Knowing when it’s time to unplug is more important now than ever. Most of us are spending more time on screens and phones, and while that will keep us connected, overdoing it can make us feel more anxious, especially if all we’re focusing on is stressful topics.
When we can catch fear, overwhelm and other unpleasant emotions in their earliest stages, we can make a choice to stop what we’re doing, thinking or talking about before they pick up power.
I have been experiencing some tech issues with my site, which has slowed the process of serving people in the ways I’ve been inspired to. Had I caught my frustration when it first began to call for my attention, I would have stopped what I was doing and regrouped in one of the gazillion ways I teach other people.
But since I know how many are struggling and want to help them as soon as possible, I tried to push through.
Hours later and no closer to the answers, my frustration had expanded into a host of other undesirable emotions, and some judgement toward myself, since I know so much better.
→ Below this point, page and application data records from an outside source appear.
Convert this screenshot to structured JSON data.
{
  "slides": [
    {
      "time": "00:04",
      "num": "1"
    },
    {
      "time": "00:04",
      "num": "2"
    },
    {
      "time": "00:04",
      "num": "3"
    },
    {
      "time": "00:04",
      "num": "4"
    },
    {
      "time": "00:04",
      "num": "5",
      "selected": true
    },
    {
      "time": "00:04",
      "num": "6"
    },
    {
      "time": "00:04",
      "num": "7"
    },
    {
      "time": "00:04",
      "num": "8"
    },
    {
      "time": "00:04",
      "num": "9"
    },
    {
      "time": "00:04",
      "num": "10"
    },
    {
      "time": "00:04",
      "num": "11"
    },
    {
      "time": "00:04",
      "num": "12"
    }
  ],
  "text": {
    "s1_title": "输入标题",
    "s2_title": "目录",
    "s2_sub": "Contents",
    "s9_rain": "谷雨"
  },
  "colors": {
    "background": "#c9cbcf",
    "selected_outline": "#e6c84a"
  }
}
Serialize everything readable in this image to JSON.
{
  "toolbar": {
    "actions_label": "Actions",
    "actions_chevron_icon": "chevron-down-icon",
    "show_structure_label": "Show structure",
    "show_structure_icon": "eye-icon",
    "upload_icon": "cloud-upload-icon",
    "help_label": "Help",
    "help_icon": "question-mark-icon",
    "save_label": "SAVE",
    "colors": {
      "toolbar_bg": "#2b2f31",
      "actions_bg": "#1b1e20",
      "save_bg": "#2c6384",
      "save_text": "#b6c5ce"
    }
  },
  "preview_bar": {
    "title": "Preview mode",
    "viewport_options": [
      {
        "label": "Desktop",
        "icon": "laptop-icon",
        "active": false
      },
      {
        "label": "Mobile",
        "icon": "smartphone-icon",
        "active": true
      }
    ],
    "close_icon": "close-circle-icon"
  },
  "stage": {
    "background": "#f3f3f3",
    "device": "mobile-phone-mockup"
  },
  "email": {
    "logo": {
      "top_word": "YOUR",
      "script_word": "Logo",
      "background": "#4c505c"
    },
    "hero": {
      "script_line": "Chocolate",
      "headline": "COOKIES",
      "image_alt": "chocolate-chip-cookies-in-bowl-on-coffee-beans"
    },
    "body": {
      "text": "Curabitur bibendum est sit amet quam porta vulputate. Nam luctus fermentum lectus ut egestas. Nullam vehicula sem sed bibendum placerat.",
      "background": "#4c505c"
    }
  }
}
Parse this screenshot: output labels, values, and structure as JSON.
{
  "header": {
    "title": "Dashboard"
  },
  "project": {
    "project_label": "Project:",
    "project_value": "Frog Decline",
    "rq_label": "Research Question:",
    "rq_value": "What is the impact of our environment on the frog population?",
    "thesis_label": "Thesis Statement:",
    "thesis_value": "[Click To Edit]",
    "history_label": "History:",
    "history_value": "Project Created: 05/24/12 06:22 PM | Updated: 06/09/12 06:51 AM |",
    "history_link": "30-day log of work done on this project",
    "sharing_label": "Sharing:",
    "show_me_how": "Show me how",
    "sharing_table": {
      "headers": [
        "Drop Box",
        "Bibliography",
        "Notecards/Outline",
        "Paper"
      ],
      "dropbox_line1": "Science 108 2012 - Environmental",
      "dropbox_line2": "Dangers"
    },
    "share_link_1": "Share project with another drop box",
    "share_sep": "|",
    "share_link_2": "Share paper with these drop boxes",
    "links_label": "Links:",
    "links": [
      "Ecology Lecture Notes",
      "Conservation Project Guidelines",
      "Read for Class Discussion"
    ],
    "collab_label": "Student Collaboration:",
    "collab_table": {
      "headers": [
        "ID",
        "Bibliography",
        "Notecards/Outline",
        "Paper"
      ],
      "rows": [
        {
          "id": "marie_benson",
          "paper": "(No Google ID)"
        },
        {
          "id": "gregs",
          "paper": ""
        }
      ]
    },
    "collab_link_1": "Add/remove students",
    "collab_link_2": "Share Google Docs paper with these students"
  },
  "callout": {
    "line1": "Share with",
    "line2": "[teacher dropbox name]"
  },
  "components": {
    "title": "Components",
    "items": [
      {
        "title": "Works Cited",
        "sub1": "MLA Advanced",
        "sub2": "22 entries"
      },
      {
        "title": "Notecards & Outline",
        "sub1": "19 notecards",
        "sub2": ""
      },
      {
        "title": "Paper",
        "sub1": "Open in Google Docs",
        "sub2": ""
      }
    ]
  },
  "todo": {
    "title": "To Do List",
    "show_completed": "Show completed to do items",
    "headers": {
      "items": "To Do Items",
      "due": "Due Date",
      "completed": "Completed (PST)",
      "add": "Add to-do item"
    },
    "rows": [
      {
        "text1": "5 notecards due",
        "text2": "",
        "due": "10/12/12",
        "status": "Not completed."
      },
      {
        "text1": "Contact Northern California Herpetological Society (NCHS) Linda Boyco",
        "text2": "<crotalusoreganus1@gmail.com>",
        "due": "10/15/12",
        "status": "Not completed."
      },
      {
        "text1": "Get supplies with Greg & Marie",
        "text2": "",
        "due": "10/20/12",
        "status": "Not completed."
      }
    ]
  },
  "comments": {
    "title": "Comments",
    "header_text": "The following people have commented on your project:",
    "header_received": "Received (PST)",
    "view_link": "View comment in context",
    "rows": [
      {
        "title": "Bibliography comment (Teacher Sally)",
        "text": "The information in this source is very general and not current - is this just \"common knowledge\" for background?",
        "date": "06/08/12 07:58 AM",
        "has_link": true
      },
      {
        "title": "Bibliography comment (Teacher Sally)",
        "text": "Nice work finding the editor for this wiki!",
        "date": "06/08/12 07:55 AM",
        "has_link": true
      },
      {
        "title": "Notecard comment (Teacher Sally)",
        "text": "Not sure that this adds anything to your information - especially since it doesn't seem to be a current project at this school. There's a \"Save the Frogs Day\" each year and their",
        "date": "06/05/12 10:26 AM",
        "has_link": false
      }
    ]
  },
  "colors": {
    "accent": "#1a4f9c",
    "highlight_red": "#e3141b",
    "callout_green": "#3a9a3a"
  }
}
I learned to stop beating myself up a long time ago so fortunately, when I heard the critical voice, it got my attention. I unplugged immediately and went to the beach to watch the sun set.
When we can catch ourselves going down rabbit holes of negative feelings, conversations or experiences, we get to choose again. When we don’t notice, the feelings get more powerful. One great way to become aware of how you’re feeling is to check in with yourself on a regular basis.You might ask other people how they’re feeling or doing. Do you think to ask yourself?
A few deep breaths of salt air later, I found myself laughing. Of course, I wasn’t meant to solve those tech challenges today. I had to have that experience, in order to think to share it to those who will read this now, before I connect with my tech answers. Surely, someone who already reads my blog will be glad I did.
When we’re in touch with our emotions, they tell us it’s time to take a break from what we are doing or thinking.
We also need to unplug when we are engaging in conversations that are bringing us down and are unnecessary, surfing our newsfeeds or doing anything else that is optional but draining.
I spoke with a cherished family member about that tonight. Just because someone sends you information or tries to engage in a fear and negativity-based discussion doesn’t mean you have to participate. It’s okay to unplug when you need to. You don’t owe anyone an explanation or apology for that.
You just owe yourself the opportunity to feel as good as possible right now. One, because you deserve to. And two, because you can’t be there for someone else in any sort of authentic way anyway if you are coming from depletion.
So, how are you feeling right now? Do you need to unplug? If so, start by getting off your phone or computer. That’s what I’m going to do right now. Goodnight.